Up came Travis d’Arnaud [7], who hit a little bouncer to Adonis Garcia [8] at third.

Garcia flipped it into Daniel Castro [9] at second, with Cespedes bearing down on him, and then everything sputtered and got weird. The ball was lying on the infield, Granderson was across the plate, umpires were doing things, and then several Braves converged around a lone Met in camo and pinstripes.

I couldn’t figure out the specifics of what had happened down there, but the general issue was immediately clear: Murph had Murphed.

But this was a bizarre one even by the standards of our own lovable avatar of chaos [10]. Up in the stands we all shrugged and muttered; that Murphy, whaddya gonna do? Down on the field, Murph gave his gear to Tim Teufel [11] and slunk morosely around the infield like a dog who’d just been found surrounded by shredded throw pillows. Later, looking at the replay on SNY, I still couldn’t figure out what Murph thought he was doing. He couldn’t have assumed it was a double play, because he was (inexplicably) turned around between second and third watching what was happening behind him. He saw Castro hadn’t thrown to first … and wandered onto the infield grass anyway. Did he think Duda’s pop had been the second out?

Gary Cohen was so flummoxed he missed the play, which pretty much never happens, while Keith Hernandez [12] just gave a little moan of despair at finding himself in such a pitiful fallen world.

In the top of the third, the relevant question wasn’t about Murph’s recent bout of Murphing, but whether Niese could avoid Niesing.

Niese had been rolling along, mixing his pitches so effectively that I considered the underwhelming Atlanta lineup and had That Thought, followed by noting to Emily’s dad that Niese was absolutely pouring in strikes.

Which he immediately and perversely stopped doing. Having retired the first eight Braves without so much as breathing hard, Niese threw four straight balls to Miller, hitting a Leiteresque .059 and nearing the end of a full campaign as a starting pitcher without a single RBI. He then gave up a hit to Michael Bourn [13], Castro was safe on Wilmer Flores [14]‘s error, and up came Freddie Freeman [15] with Niese stalking around the mound.

Stalking around the mound is a danger sign with Niese; it strongly suggests that he has lost his cool, which can soon be followed by his focus, which can soon be followed by whatever lead he’s been given, which can soon be followed by the game.

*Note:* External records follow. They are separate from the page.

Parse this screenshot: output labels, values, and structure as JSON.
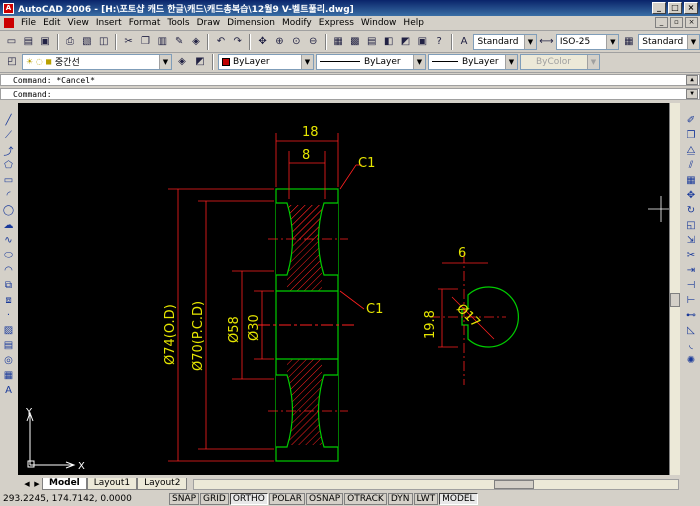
{
  "window": {
    "title": "AutoCAD 2006 - [H:\\포토샵 캐드 한글\\캐드\\캐드총복습\\12월9 V-벨트풀리.dwg]",
    "controls": [
      "_",
      "□",
      "×"
    ]
  },
  "menu": {
    "items": [
      "File",
      "Edit",
      "View",
      "Insert",
      "Format",
      "Tools",
      "Draw",
      "Dimension",
      "Modify",
      "Express",
      "Window",
      "Help"
    ]
  },
  "styles_toolbar": {
    "text_style": "Standard",
    "dim_style": "ISO-25",
    "table_style": "Standard"
  },
  "layers_toolbar": {
    "layer_name": "중간선",
    "color": "ByLayer",
    "linetype": "ByLayer",
    "lineweight": "ByLayer",
    "plot_style": "ByColor"
  },
  "command": {
    "history": "Command: *Cancel*",
    "prompt": "Command:"
  },
  "drawing": {
    "dims": {
      "width_18": "18",
      "width_8": "8",
      "chamfer_top": "C1",
      "chamfer_mid": "C1",
      "dia_74": "Ø74(O.D)",
      "dia_70": "Ø70(P.C.D)",
      "dia_58": "Ø58",
      "dia_30": "Ø30",
      "key_6": "6",
      "key_198": "19.8",
      "key_dia17": "Ø17"
    },
    "ucs": {
      "y": "Y",
      "x": "X"
    },
    "colors": {
      "outline": "#00cc00",
      "dimension": "#ff2020",
      "text": "#e6e600",
      "hatch": "#ff2020",
      "center": "#ff2020"
    }
  },
  "layout_tabs": [
    "Model",
    "Layout1",
    "Layout2"
  ],
  "status": {
    "coords": "293.2245, 174.7142, 0.0000",
    "toggles": [
      "SNAP",
      "GRID",
      "ORTHO",
      "POLAR",
      "OSNAP",
      "OTRACK",
      "DYN",
      "LWT",
      "MODEL"
    ]
  }
}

Freeman belted the first pitch, which knuckled in the air — and wound up in Cespedes’s glove.

Niese had tried to Niese, but been given a reprieve — which he took full advantage of. He started off the fourth by walking Garcia and surrendering a hit to the ageless A.J. Pierzynski [16], but then made a nifty grab on a Nick Swisher [17] bouncer back to the mound, starting a double play. Starting the sixth, he made an even better play, sprinting to first as Duda collapsed on top of a Castro grounder and flung it to first for the out.

And Murph would be heard from again, as he so often is. He rammed a first-pitch double off Andrew McKirahan [18] with nobody out in the seventh, the big hit the Mets have been missing for several days. That got the Murph-O-Meter back to neutral, wrapped up a 4-0 Mets win [19], and brought several hundred thousand Met fans in off their ledges, or at least convinced them to stop hanging their toes over the edge while screaming about T@m G1av!ne [20] and Luis Ayala [21].

Not a bad night’s work, bouts of chaos notwithstanding.